How Is DMPS Administered?
DMPS is given intravenously over a period of 20 minutes. The dose of DMPS used is based on the patients body weight. Each intravenous application of DMPS must be followed within 24 hours with a vitamin and mineral drip to replace the depleted essential trace elements. Proper maintenance of vitamin and mineral levels is essential for cell health and overall well-being. Theoretically, mineral supplements should be avoided on the day of DMPS administration, but this is not an absolute rule. There are no other dietary restrictions.
Just as with chelation, all persons desiring DMPS treatment must undergo a history and physical and routine blood and chemistry analysis. Kidney and liver tests will be screened every 5 visits. A DMPS challenge test is optional. DMPS is administered and a 24-hour urine collection is sent to determine the levels of mercury and other heavy metals. The DMPS challenge test is the most effective method of measuring heavy metal toxicity. The amount of mercury excreted increases with the number of treatments. Thus, the most accurate DMPS challenge would be around the 5th treatment.

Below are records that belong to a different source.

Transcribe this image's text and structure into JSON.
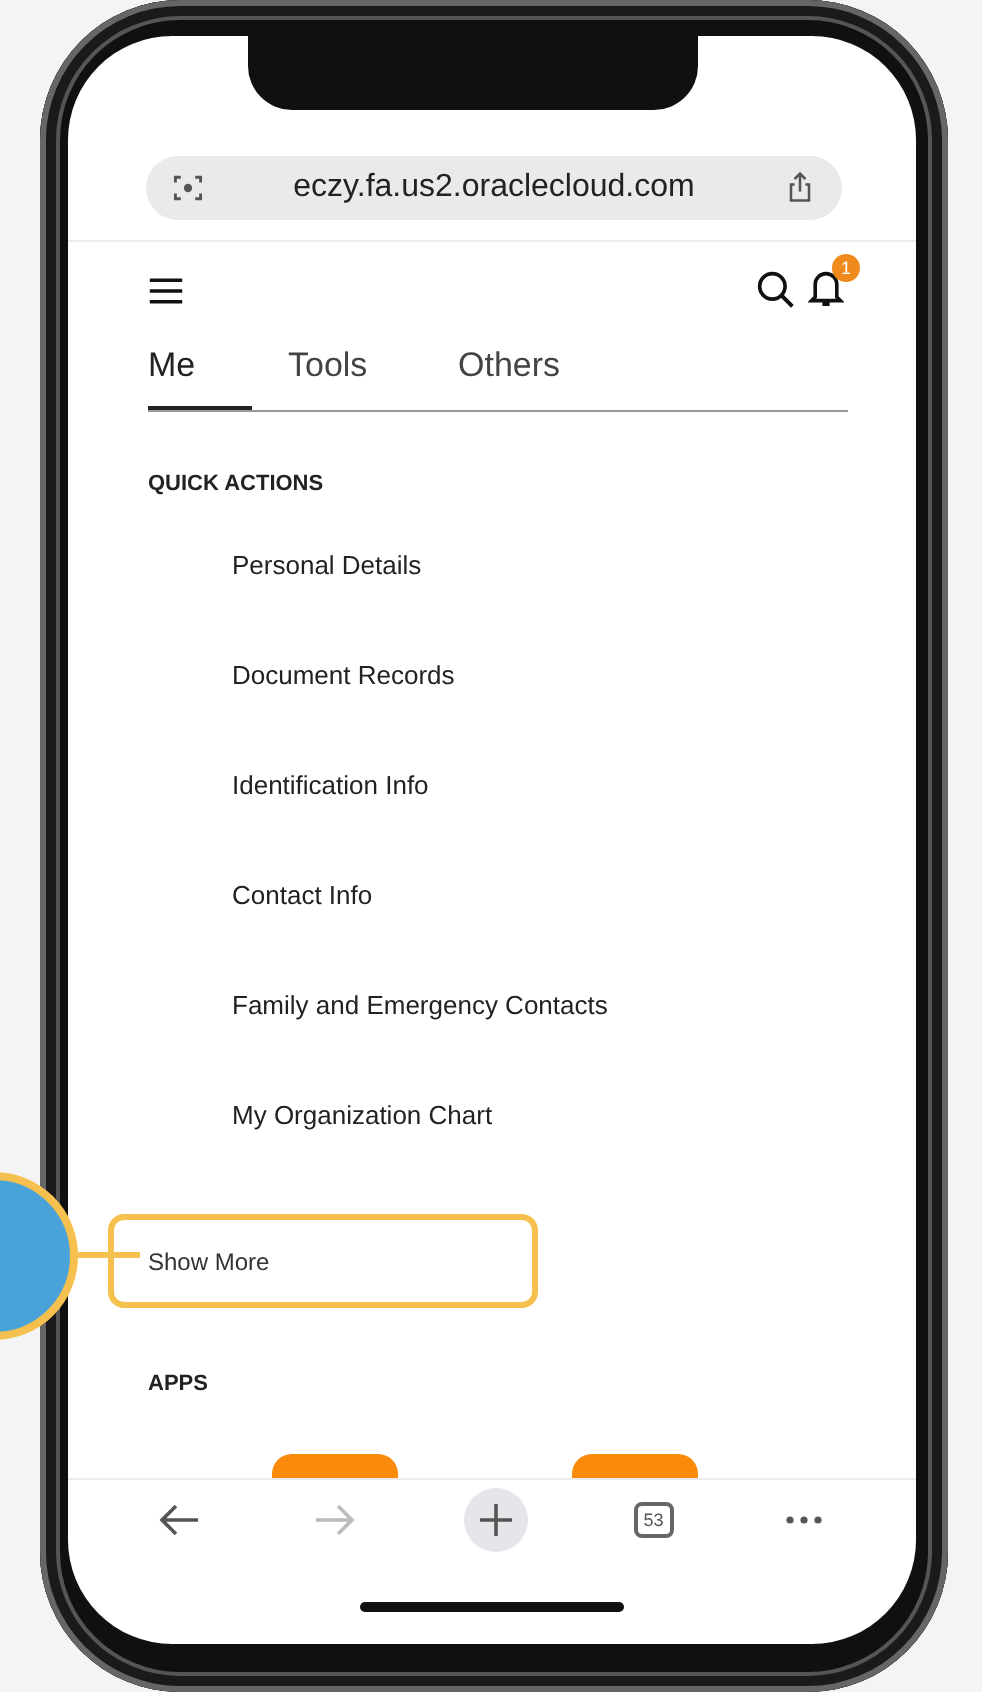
{
  "browser": {
    "url": "eczy.fa.us2.oraclecloud.com"
  },
  "header": {
    "notification_count": "1"
  },
  "tabs": [
    {
      "label": "Me",
      "selected": true
    },
    {
      "label": "Tools",
      "selected": false
    },
    {
      "label": "Others",
      "selected": false
    }
  ],
  "quick_actions": {
    "title": "QUICK ACTIONS",
    "items": [
      "Personal Details",
      "Document Records",
      "Identification Info",
      "Contact Info",
      "Family and Emergency Contacts",
      "My Organization Chart"
    ]
  },
  "show_more": "Show More",
  "apps": {
    "title": "APPS"
  },
  "toolbar": [
    {
      "kind": "back",
      "disabled": false
    },
    {
      "kind": "forward",
      "disabled": true
    },
    {
      "kind": "new-tab",
      "disabled": false
    },
    {
      "kind": "tabs",
      "label": "53",
      "disabled": false
    },
    {
      "kind": "more",
      "disabled": false
    }
  ]
}
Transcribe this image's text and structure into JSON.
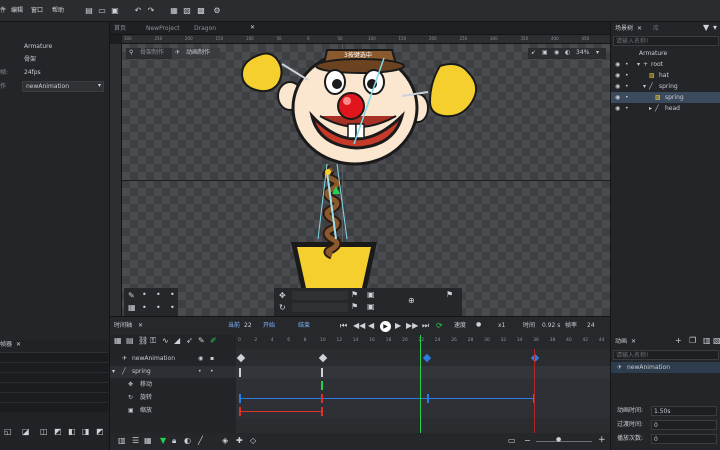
{
  "menu": [
    "件",
    "编辑",
    "窗口",
    "帮助"
  ],
  "colors": {
    "accent_blue": "#4aa3ff",
    "playhead_green": "#23d14a",
    "key_red": "#e0302a",
    "key_blue": "#2b7be0",
    "clown_yellow": "#f4cf2e"
  },
  "left_panel": {
    "items": [
      "Armature",
      "骨架",
      "24fps",
      "newAnimation"
    ],
    "frame_label": "帧:",
    "anim_label": "作",
    "bottom_title": "帧器",
    "close": "✕"
  },
  "tabs": {
    "doc1": "首页",
    "doc2": "NewProject",
    "doc3": "Dragon"
  },
  "viewport": {
    "mode_armature": "骨架制作",
    "mode_animation": "动画制作",
    "zoom": "34%",
    "bone_tooltip": "3按键选中",
    "ruler_ticks": [
      "300",
      "250",
      "200",
      "150",
      "100",
      "50",
      "0",
      "50",
      "100",
      "150",
      "200",
      "250",
      "300",
      "350",
      "400",
      "450"
    ]
  },
  "timeline": {
    "title": "时间轴",
    "close": "✕",
    "current_label": "当前",
    "current_value": "22",
    "start_label": "开始",
    "end_label": "结束",
    "speed_label": "速度",
    "speed_value": "x1",
    "time_label": "时间",
    "time_value": "0.92 s",
    "fps_label": "帧率",
    "fps_value": "24",
    "frame_numbers": [
      "0",
      "2",
      "4",
      "6",
      "8",
      "10",
      "12",
      "14",
      "16",
      "18",
      "20",
      "22",
      "24",
      "26",
      "28",
      "30",
      "32",
      "34",
      "36",
      "38",
      "40",
      "42",
      "44"
    ],
    "layers": [
      {
        "name": "newAnimation"
      },
      {
        "name": "spring"
      },
      {
        "name": "移动"
      },
      {
        "name": "旋转"
      },
      {
        "name": "缩放"
      }
    ],
    "playhead_frame": 22
  },
  "right_panel": {
    "scene_title": "场景树",
    "scene_close": "✕",
    "library_tab": "库",
    "search_placeholder": "请输入名称!",
    "tree": [
      "Armature",
      "root",
      "hat",
      "spring",
      "spring",
      "head"
    ],
    "anim_title": "动画",
    "anim_close": "✕",
    "anim_search": "请输入名称!",
    "anim_items": [
      "newAnimation"
    ],
    "anim_time_label": "动画时间:",
    "anim_time_value": "1.50s",
    "blend_label": "过渡时间:",
    "blend_value": "0",
    "play_times_label": "播放次数:",
    "play_times_value": "0"
  }
}
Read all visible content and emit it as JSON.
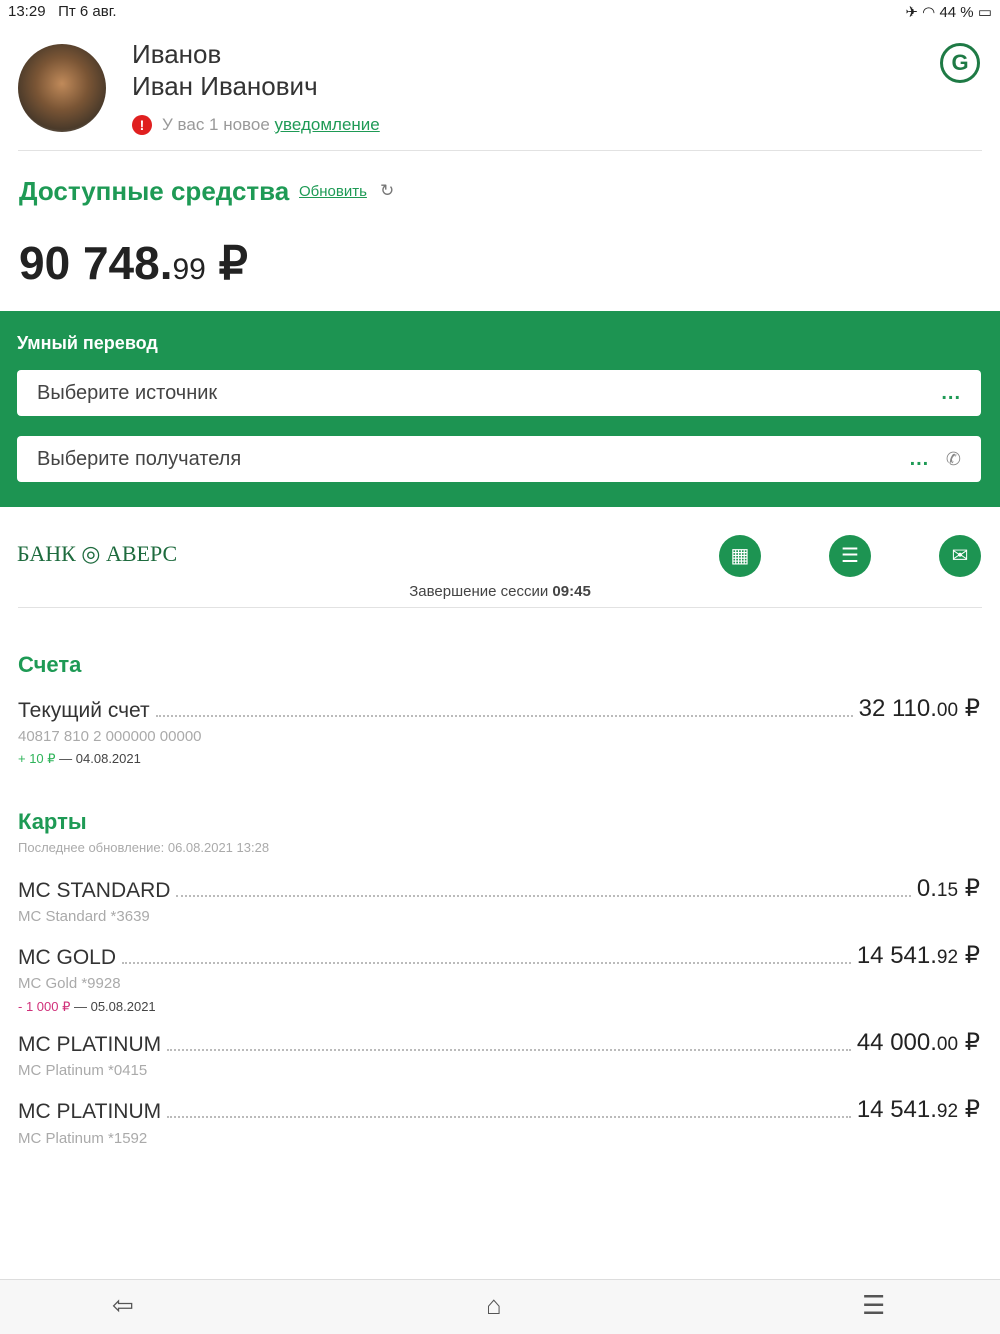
{
  "status": {
    "time": "13:29",
    "date": "Пт 6 авг.",
    "battery": "44 %"
  },
  "user": {
    "last_name": "Иванов",
    "first_names": "Иван Иванович",
    "notif_prefix": "У вас 1 новое",
    "notif_link": "уведомление"
  },
  "funds": {
    "title": "Доступные средства",
    "refresh": "Обновить",
    "amount_int": "90 748.",
    "amount_dec": "99",
    "currency": "₽"
  },
  "transfer": {
    "title": "Умный перевод",
    "source": "Выберите источник",
    "recipient": "Выберите получателя",
    "more": "..."
  },
  "bank": {
    "name": "БАНК ◎ АВЕРС",
    "session_label": "Завершение сессии",
    "session_time": "09:45"
  },
  "accounts": {
    "title": "Счета",
    "items": [
      {
        "name": "Текущий счет",
        "int": "32 110.",
        "dec": "00",
        "cur": "₽",
        "number": "40817 810 2 000000 00000",
        "change": "+ 10 ₽",
        "change_date": "— 04.08.2021"
      }
    ]
  },
  "cards": {
    "title": "Карты",
    "updated": "Последнее обновление: 06.08.2021 13:28",
    "items": [
      {
        "name": "MC STANDARD",
        "int": "0.",
        "dec": "15",
        "cur": "₽",
        "sub": "MC Standard *3639"
      },
      {
        "name": "MC GOLD",
        "int": "14 541.",
        "dec": "92",
        "cur": "₽",
        "sub": "MC Gold *9928",
        "change": "- 1 000 ₽",
        "change_date": "— 05.08.2021"
      },
      {
        "name": "MC PLATINUM",
        "int": "44 000.",
        "dec": "00",
        "cur": "₽",
        "sub": "MC Platinum *0415"
      },
      {
        "name": "MC PLATINUM",
        "int": "14 541.",
        "dec": "92",
        "cur": "₽",
        "sub": "MC Platinum *1592"
      }
    ]
  }
}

DMPS may be administered once every 2 weeks for a total of 15 treatments. EDTA may be given once per month, but a week apart from DMPS treatments. Fifteen treatments usually eliminate most metals and the urine challenge test will confirm this. A series of 6 maintenance treatments should be done per year, one every two months. The side effects of DMPS are related only to the effects of the removal of heavy metals, not to the DMPS itself. Nutritional supplementation is essential to this mercury detoxification program in order to support your body’s response to detoxification.
If you or a family member are have been exposed to mercury, suspect or know that you have toxic levels of mercury in your body, then a good long-term relationship with competent and caring physicians can greatly help you. For more information, call 760-320-4292 and make an appointment for help.
For additional information contact Cascade Research Consultants at www.cascade-web.com.